Review by Carly Fisher
Of late, the Elizabeth Holmes story has had a great deal of attention and with Amanda Seyfried taking on the role in the 2022 true crime miniseries The Dropout, it’s hard to picture Holmes in many other ways.
With this context in mind, Optimistic: Elizabeth Holmes is definitely battling against it.
Sarah Deller gives such a committed and energetic solo performance in her role as Holmes. Deller has clearly spent an enormous amount of time perfecting the voice, the physicality, the mindset of this character and as an audience we are treated to seeing a performer who has seriously, and obviously, done the work to make this show a success. Deller is a very interesting performer whom I would definitely be keen to see in more roles - I think she is the consummate character actor.

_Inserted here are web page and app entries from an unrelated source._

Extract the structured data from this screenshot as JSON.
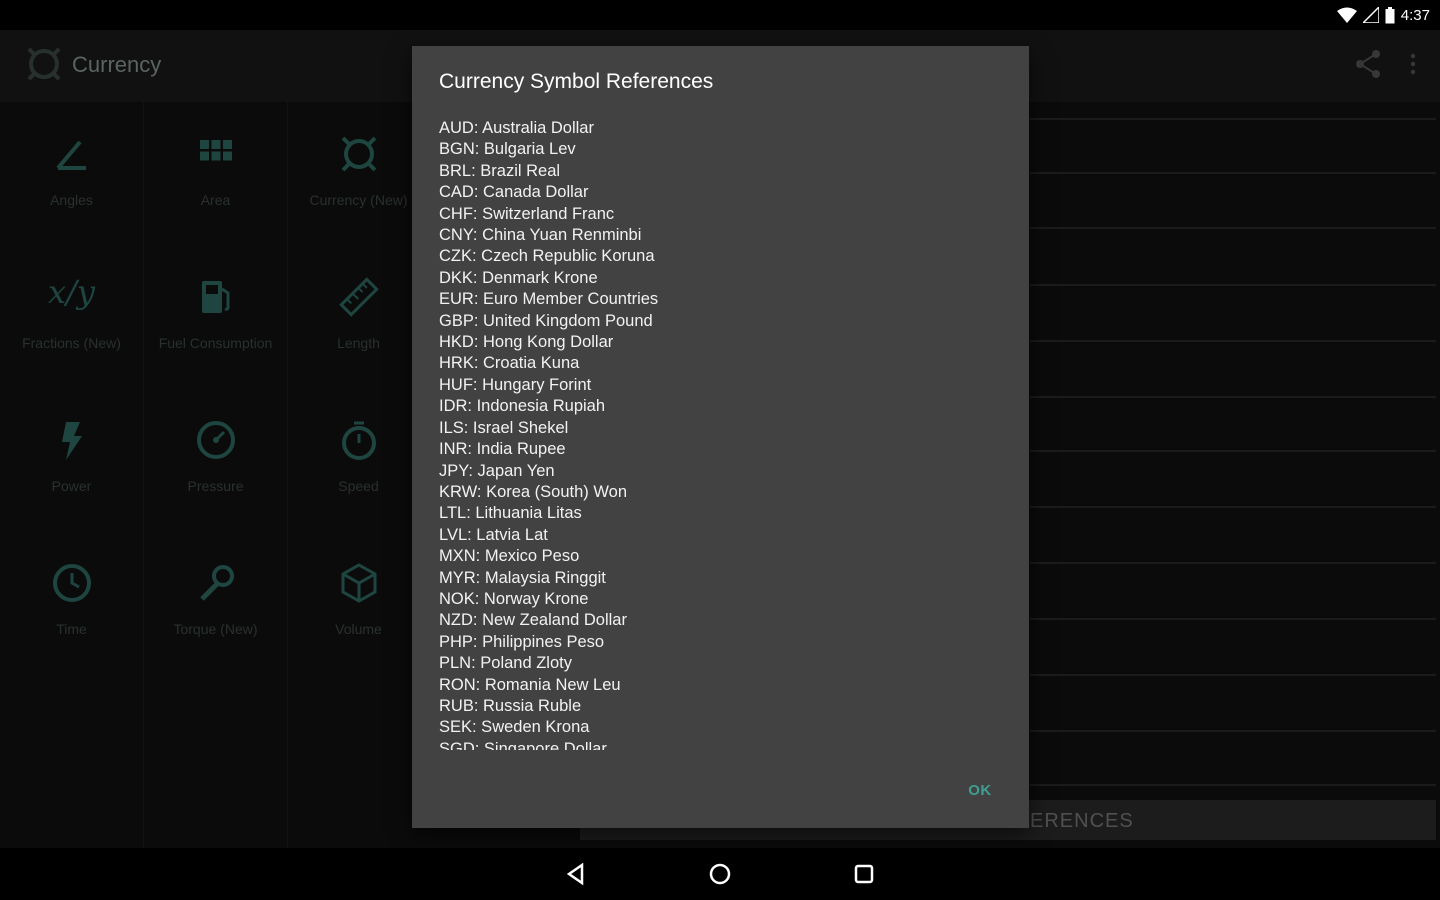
{
  "status": {
    "time": "4:37"
  },
  "app": {
    "title": "Currency"
  },
  "categories": [
    {
      "label": "Angles",
      "icon": "angle-icon"
    },
    {
      "label": "Area",
      "icon": "grid-icon"
    },
    {
      "label": "Currency (New)",
      "icon": "currency-icon"
    },
    {
      "label": "Fractions (New)",
      "icon": "fraction-icon"
    },
    {
      "label": "Fuel Consumption",
      "icon": "fuel-icon"
    },
    {
      "label": "Length",
      "icon": "ruler-icon"
    },
    {
      "label": "Power",
      "icon": "lightning-icon"
    },
    {
      "label": "Pressure",
      "icon": "gauge-icon"
    },
    {
      "label": "Speed",
      "icon": "stopwatch-icon"
    },
    {
      "label": "Time",
      "icon": "clock-icon"
    },
    {
      "label": "Torque (New)",
      "icon": "wrench-icon"
    },
    {
      "label": "Volume",
      "icon": "cube-icon"
    }
  ],
  "fraction_glyph": "x/y",
  "panel": {
    "bottom_label": "ERENCES"
  },
  "dialog": {
    "title": "Currency Symbol References",
    "items": [
      "AUD: Australia Dollar",
      "BGN: Bulgaria Lev",
      "BRL: Brazil Real",
      "CAD: Canada Dollar",
      "CHF: Switzerland Franc",
      "CNY: China Yuan Renminbi",
      "CZK: Czech Republic Koruna",
      "DKK: Denmark Krone",
      "EUR: Euro Member Countries",
      "GBP: United Kingdom Pound",
      "HKD: Hong Kong Dollar",
      "HRK: Croatia Kuna",
      "HUF: Hungary Forint",
      "IDR: Indonesia Rupiah",
      "ILS: Israel Shekel",
      "INR: India Rupee",
      "JPY: Japan Yen",
      "KRW: Korea (South) Won",
      "LTL: Lithuania Litas",
      "LVL: Latvia Lat",
      "MXN: Mexico Peso",
      "MYR: Malaysia Ringgit",
      "NOK: Norway Krone",
      "NZD: New Zealand Dollar",
      "PHP: Philippines Peso",
      "PLN: Poland Zloty",
      "RON: Romania New Leu",
      "RUB: Russia Ruble",
      "SEK: Sweden Krona",
      "SGD: Singapore Dollar"
    ],
    "ok_label": "OK"
  },
  "colors": {
    "accent": "#3f9f90",
    "icon": "#2f6b63",
    "dialog_bg": "#424242"
  }
}
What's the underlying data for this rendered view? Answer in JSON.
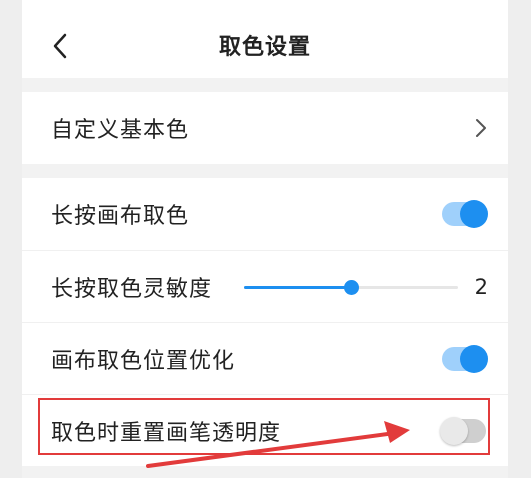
{
  "header": {
    "title": "取色设置"
  },
  "settings": {
    "custom_base_color": {
      "label": "自定义基本色"
    },
    "long_press_pick": {
      "label": "长按画布取色",
      "enabled": true
    },
    "sensitivity": {
      "label": "长按取色灵敏度",
      "value": "2",
      "level_fraction": 0.5
    },
    "position_optimization": {
      "label": "画布取色位置优化",
      "enabled": true
    },
    "reset_opacity": {
      "label": "取色时重置画笔透明度",
      "enabled": false
    }
  },
  "colors": {
    "accent": "#1d8ff0",
    "annotation": "#e23b3b"
  }
}
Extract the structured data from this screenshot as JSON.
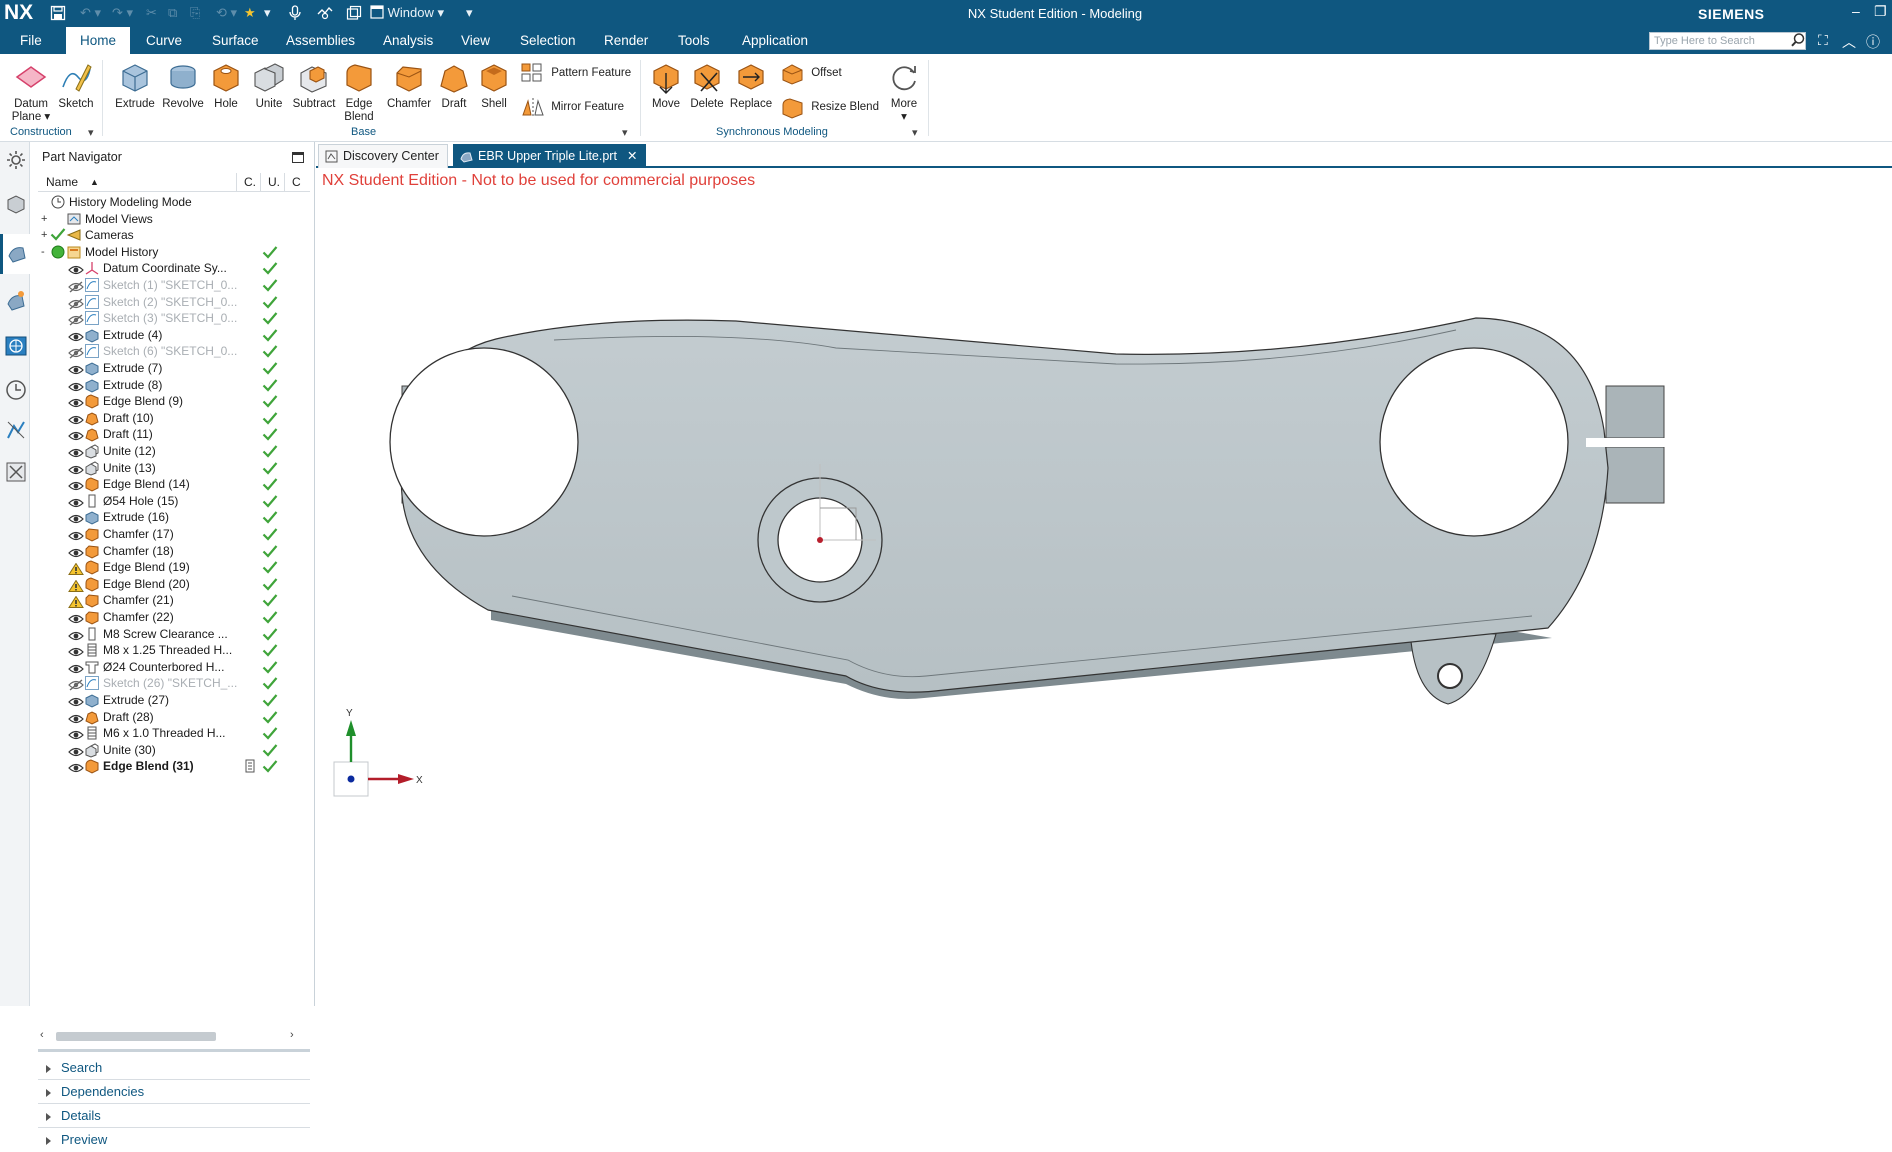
{
  "app": {
    "logo": "NX",
    "title": "NX Student Edition - Modeling",
    "brand": "SIEMENS",
    "window_menu": "Window",
    "accent": "#0f5780"
  },
  "menu": {
    "tabs": [
      "File",
      "Home",
      "Curve",
      "Surface",
      "Assemblies",
      "Analysis",
      "View",
      "Selection",
      "Render",
      "Tools",
      "Application"
    ],
    "active": "Home",
    "search_placeholder": "Type Here to Search"
  },
  "ribbon": {
    "construction": {
      "datum_plane": "Datum Plane",
      "sketch": "Sketch",
      "group": "Construction"
    },
    "base": {
      "extrude": "Extrude",
      "revolve": "Revolve",
      "hole": "Hole",
      "unite": "Unite",
      "subtract": "Subtract",
      "edge_blend": "Edge Blend",
      "chamfer": "Chamfer",
      "draft": "Draft",
      "shell": "Shell",
      "pattern_feature": "Pattern Feature",
      "mirror_feature": "Mirror Feature",
      "group": "Base"
    },
    "sync": {
      "move": "Move",
      "delete": "Delete",
      "replace": "Replace",
      "offset": "Offset",
      "resize_blend": "Resize Blend",
      "more": "More",
      "group": "Synchronous Modeling"
    }
  },
  "navigator": {
    "title": "Part Navigator",
    "columns": {
      "name": "Name",
      "c": "C.",
      "u": "U.",
      "c2": "C"
    },
    "rows": [
      {
        "label": "History Modeling Mode",
        "type": "mode",
        "indent": 1
      },
      {
        "label": "Model Views",
        "type": "views",
        "indent": 0,
        "expander": "+"
      },
      {
        "label": "Cameras",
        "type": "cameras",
        "indent": 0,
        "expander": "+"
      },
      {
        "label": "Model History",
        "type": "history",
        "indent": 0,
        "expander": "-"
      },
      {
        "label": "Datum Coordinate Sy...",
        "type": "datum",
        "vis": "on"
      },
      {
        "label": "Sketch (1) \"SKETCH_0...",
        "type": "sketch",
        "vis": "off"
      },
      {
        "label": "Sketch (2) \"SKETCH_0...",
        "type": "sketch",
        "vis": "off"
      },
      {
        "label": "Sketch (3) \"SKETCH_0...",
        "type": "sketch",
        "vis": "off"
      },
      {
        "label": "Extrude (4)",
        "type": "extrude",
        "vis": "on"
      },
      {
        "label": "Sketch (6) \"SKETCH_0...",
        "type": "sketch",
        "vis": "off"
      },
      {
        "label": "Extrude (7)",
        "type": "extrude",
        "vis": "on"
      },
      {
        "label": "Extrude (8)",
        "type": "extrude",
        "vis": "on"
      },
      {
        "label": "Edge Blend (9)",
        "type": "blend",
        "vis": "on"
      },
      {
        "label": "Draft (10)",
        "type": "draft",
        "vis": "on"
      },
      {
        "label": "Draft (11)",
        "type": "draft",
        "vis": "on"
      },
      {
        "label": "Unite (12)",
        "type": "unite",
        "vis": "on"
      },
      {
        "label": "Unite (13)",
        "type": "unite",
        "vis": "on"
      },
      {
        "label": "Edge Blend (14)",
        "type": "blend",
        "vis": "on"
      },
      {
        "label": "Ø54 Hole (15)",
        "type": "hole",
        "vis": "on"
      },
      {
        "label": "Extrude (16)",
        "type": "extrude",
        "vis": "on"
      },
      {
        "label": "Chamfer (17)",
        "type": "chamfer",
        "vis": "on"
      },
      {
        "label": "Chamfer (18)",
        "type": "chamfer",
        "vis": "on"
      },
      {
        "label": "Edge Blend (19)",
        "type": "blend",
        "vis": "warn"
      },
      {
        "label": "Edge Blend (20)",
        "type": "blend",
        "vis": "warn"
      },
      {
        "label": "Chamfer (21)",
        "type": "chamfer",
        "vis": "warn"
      },
      {
        "label": "Chamfer (22)",
        "type": "chamfer",
        "vis": "on"
      },
      {
        "label": "M8 Screw Clearance ...",
        "type": "hole",
        "vis": "on"
      },
      {
        "label": "M8 x 1.25 Threaded H...",
        "type": "thread",
        "vis": "on"
      },
      {
        "label": "Ø24 Counterbored H...",
        "type": "cbore",
        "vis": "on"
      },
      {
        "label": "Sketch (26) \"SKETCH_...",
        "type": "sketch",
        "vis": "off"
      },
      {
        "label": "Extrude (27)",
        "type": "extrude",
        "vis": "on"
      },
      {
        "label": "Draft (28)",
        "type": "draft",
        "vis": "on"
      },
      {
        "label": "M6 x 1.0 Threaded H...",
        "type": "thread",
        "vis": "on"
      },
      {
        "label": "Unite (30)",
        "type": "unite",
        "vis": "on"
      },
      {
        "label": "Edge Blend (31)",
        "type": "blend",
        "vis": "on",
        "bold": true,
        "current": true
      }
    ],
    "sections": [
      "Search",
      "Dependencies",
      "Details",
      "Preview"
    ]
  },
  "graphics": {
    "tabs": [
      {
        "label": "Discovery Center",
        "active": false
      },
      {
        "label": "EBR Upper Triple Lite.prt",
        "active": true
      }
    ],
    "close_glyph": "✕",
    "watermark": "NX Student Edition - Not to be used for commercial purposes",
    "triad": {
      "x": "X",
      "y": "Y"
    }
  }
}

The script itself though is just not that interesting…not for anyone who has watched the mini series. Unfortunately, in it being a bio-monologue, there is nothing new to offer to the story that many of us won’t have already seen between the show and the news. Whether a second character (not Sunny) would have added some dynamic to the piece, I’m not sure, but regardless, as it currently stands, despite all of Deller’s best efforts, the script is, unfortunately, just a bit boring.
The set is well considered and even better utilised by Deller. A consistently moving white desk, chair, filing cabinet and bin, the usage of the set intensifies into chaos as Holmes’ life and lies unravel more. The projection design is well achieved in this show, impacted only by the Zoo’s actual space and the fact that there was no avoiding the fact that, at times, Deller would need to be right in front of the screen. It’s not ideal, but it’s workable. The props, again, grow in their chaos but are clever and give such physical representation to the intensifying paranoia Holmes experiences. Costuming was expected and that’s totally fine but the lack of shoes in the costume really threw me.
What this show achieves exceptionally well is a construction and variation of pace and rhythm. This has been a consistent problem across the fringe - a lack of pacing - but this show has it is spades and it is executed by Deller masterfully. Finding perfect moments to really diversify her performance, Deller engages the audience throughout!
I feel for this show because I believe it has enormous potential…or rather, Deller has enormous potential. The show itself is well written and covers a lot of ground - it took multiple movie length episodes to get through the same amount of Holmes’ story as this monologue, but ultimately, with the story just already being so mainstream, I think that this may not have been the year for the piece…maybe we all just needed a bit more time to watch other great shows. There weren’t many in the audience the day I went, and I think that this is why.
Regardless, I find the whole Holmes story very interesting and the debacle that ensued, honestly, fascinating, so I’m glad I went to the show…mainly, I’m glad I didn’t miss it because Deller deserved an audience for this performance and I was happy to be one of them.